* [Work required]:
All lines in the entries below that hold "text" make up the answer.
##### Records to use
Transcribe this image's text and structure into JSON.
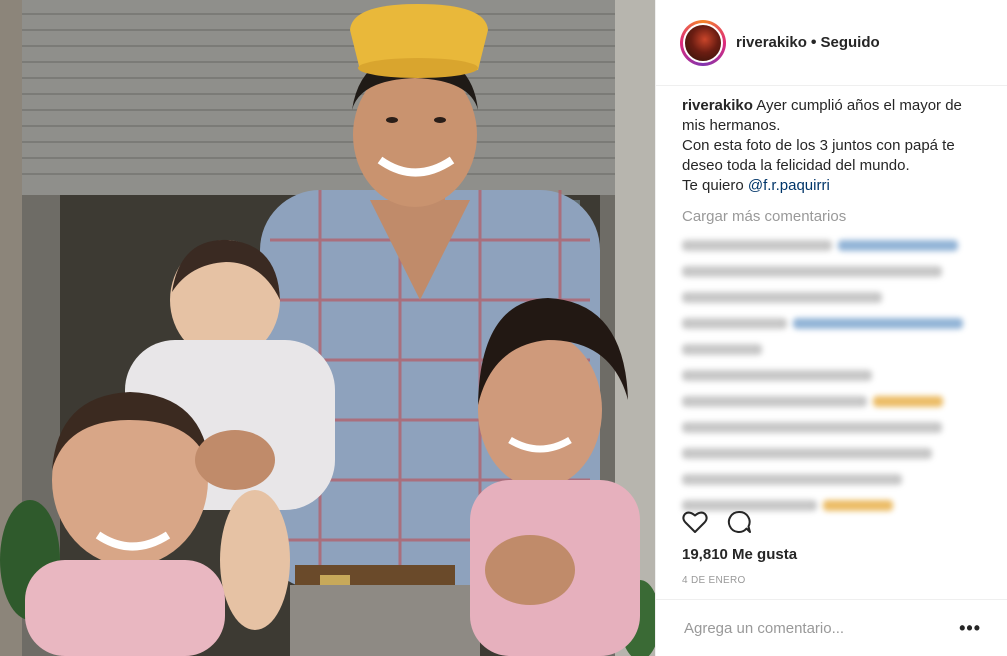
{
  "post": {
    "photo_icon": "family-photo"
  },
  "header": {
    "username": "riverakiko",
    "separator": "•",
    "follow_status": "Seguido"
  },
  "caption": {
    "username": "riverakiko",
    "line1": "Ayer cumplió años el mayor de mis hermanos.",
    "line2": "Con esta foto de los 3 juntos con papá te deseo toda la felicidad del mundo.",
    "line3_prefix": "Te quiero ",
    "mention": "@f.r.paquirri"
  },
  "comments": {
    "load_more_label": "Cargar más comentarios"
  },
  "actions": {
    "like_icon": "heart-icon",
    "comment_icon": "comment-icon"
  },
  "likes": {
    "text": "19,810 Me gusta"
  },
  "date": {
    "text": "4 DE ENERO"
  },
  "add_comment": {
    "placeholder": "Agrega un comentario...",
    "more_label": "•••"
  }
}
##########
* [Output for this task]:
Transcribe this image's text and structure into JSON.
    "text": "19,810 Me gusta"
    "text": "4 DE ENERO"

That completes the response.